Component data from apps and pages
-- Opening Marker --
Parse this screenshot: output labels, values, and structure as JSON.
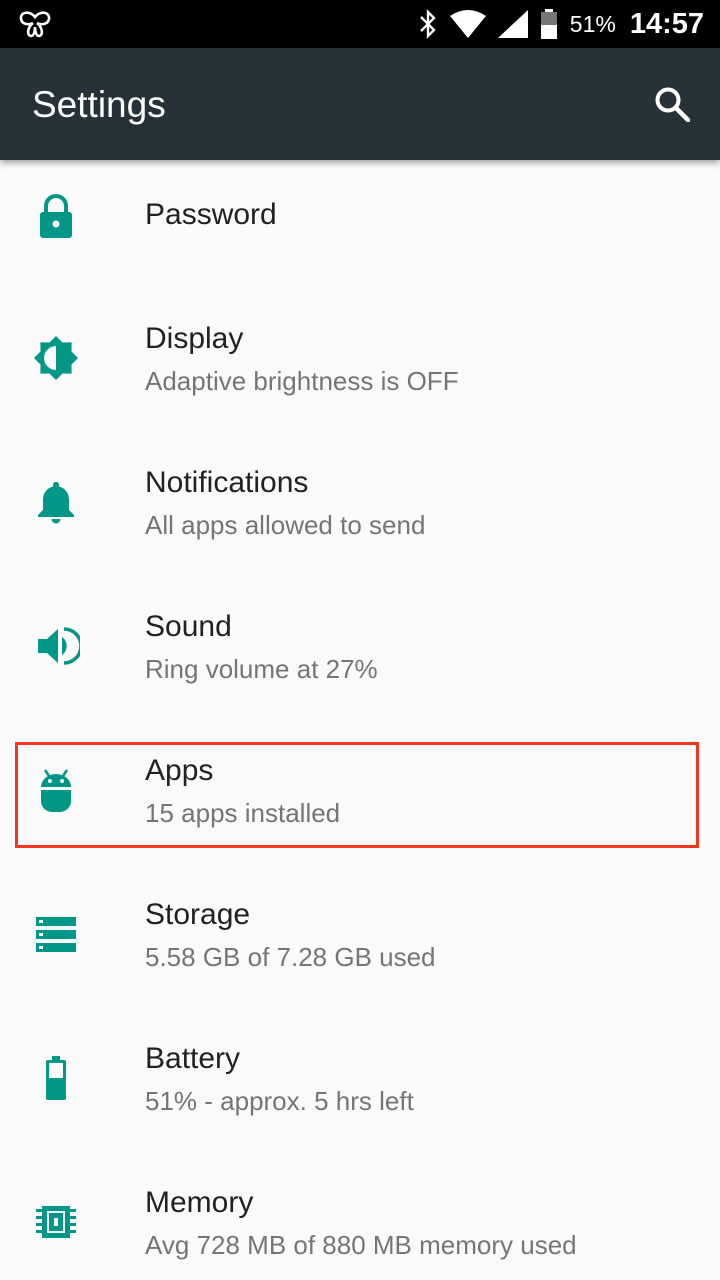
{
  "status_bar": {
    "left_icon": "butterfly-icon",
    "icons": [
      "bluetooth-icon",
      "wifi-icon",
      "signal-icon",
      "battery-icon"
    ],
    "battery_percent": "51%",
    "time": "14:57"
  },
  "app_bar": {
    "title": "Settings",
    "search_icon": "search-icon",
    "background": "#263238"
  },
  "accent_color": "#009688",
  "items": [
    {
      "title": "Password",
      "subtitle": "",
      "icon": "lock-icon"
    },
    {
      "title": "Display",
      "subtitle": "Adaptive brightness is OFF",
      "icon": "brightness-icon"
    },
    {
      "title": "Notifications",
      "subtitle": "All apps allowed to send",
      "icon": "bell-icon"
    },
    {
      "title": "Sound",
      "subtitle": "Ring volume at 27%",
      "icon": "volume-icon"
    },
    {
      "title": "Apps",
      "subtitle": "15 apps installed",
      "icon": "android-icon"
    },
    {
      "title": "Storage",
      "subtitle": "5.58 GB of 7.28 GB used",
      "icon": "storage-icon"
    },
    {
      "title": "Battery",
      "subtitle": "51% - approx. 5 hrs left",
      "icon": "battery-icon"
    },
    {
      "title": "Memory",
      "subtitle": "Avg 728 MB of 880 MB memory used",
      "icon": "memory-chip-icon"
    }
  ],
  "highlighted_item": "Apps"
}
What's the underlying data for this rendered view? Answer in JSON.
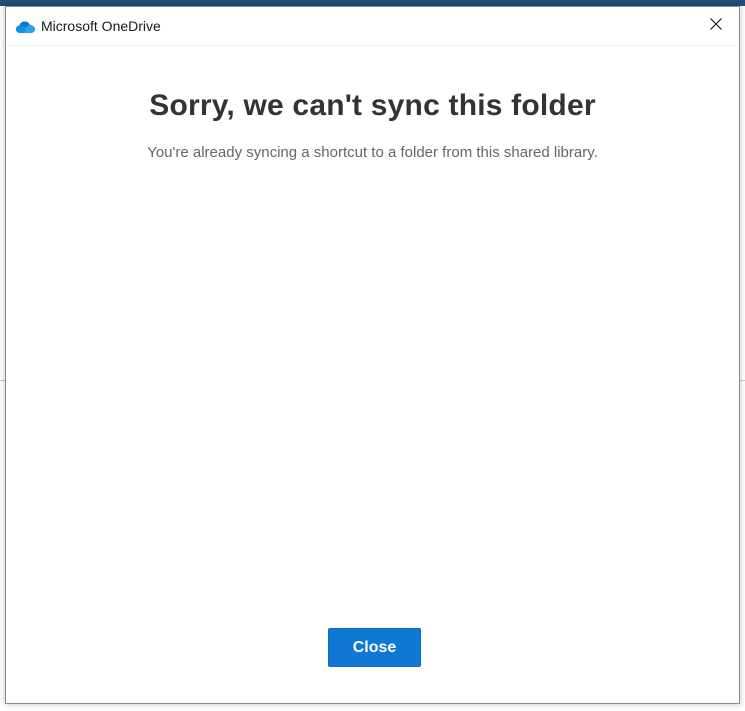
{
  "window": {
    "title": "Microsoft OneDrive",
    "title_icon": "onedrive-cloud-icon",
    "close_icon": "close-icon"
  },
  "dialog": {
    "heading": "Sorry, we can't sync this folder",
    "message": "You're already syncing a shortcut to a folder from this shared library.",
    "close_button_label": "Close"
  },
  "colors": {
    "accent": "#0f78d4",
    "heading_text": "#333333",
    "body_text": "#666666",
    "onedrive_blue": "#0364b8"
  }
}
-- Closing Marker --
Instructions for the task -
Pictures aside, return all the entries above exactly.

Your response -
Parse this screenshot: output labels, values, and structure as JSON.
{
  "status_bar": {
    "left_icon": "butterfly-icon",
    "icons": [
      "bluetooth-icon",
      "wifi-icon",
      "signal-icon",
      "battery-icon"
    ],
    "battery_percent": "51%",
    "time": "14:57"
  },
  "app_bar": {
    "title": "Settings",
    "search_icon": "search-icon",
    "background": "#263238"
  },
  "accent_color": "#009688",
  "items": [
    {
      "title": "Password",
      "subtitle": "",
      "icon": "lock-icon"
    },
    {
      "title": "Display",
      "subtitle": "Adaptive brightness is OFF",
      "icon": "brightness-icon"
    },
    {
      "title": "Notifications",
      "subtitle": "All apps allowed to send",
      "icon": "bell-icon"
    },
    {
      "title": "Sound",
      "subtitle": "Ring volume at 27%",
      "icon": "volume-icon"
    },
    {
      "title": "Apps",
      "subtitle": "15 apps installed",
      "icon": "android-icon"
    },
    {
      "title": "Storage",
      "subtitle": "5.58 GB of 7.28 GB used",
      "icon": "storage-icon"
    },
    {
      "title": "Battery",
      "subtitle": "51% - approx. 5 hrs left",
      "icon": "battery-icon"
    },
    {
      "title": "Memory",
      "subtitle": "Avg 728 MB of 880 MB memory used",
      "icon": "memory-chip-icon"
    }
  ],
  "highlighted_item": "Apps"
}
What's the underlying data for this rendered view? Answer in JSON.
{
  "window": {
    "title": "Microsoft OneDrive",
    "title_icon": "onedrive-cloud-icon",
    "close_icon": "close-icon"
  },
  "dialog": {
    "heading": "Sorry, we can't sync this folder",
    "message": "You're already syncing a shortcut to a folder from this shared library.",
    "close_button_label": "Close"
  },
  "colors": {
    "accent": "#0f78d4",
    "heading_text": "#333333",
    "body_text": "#666666",
    "onedrive_blue": "#0364b8"
  }
}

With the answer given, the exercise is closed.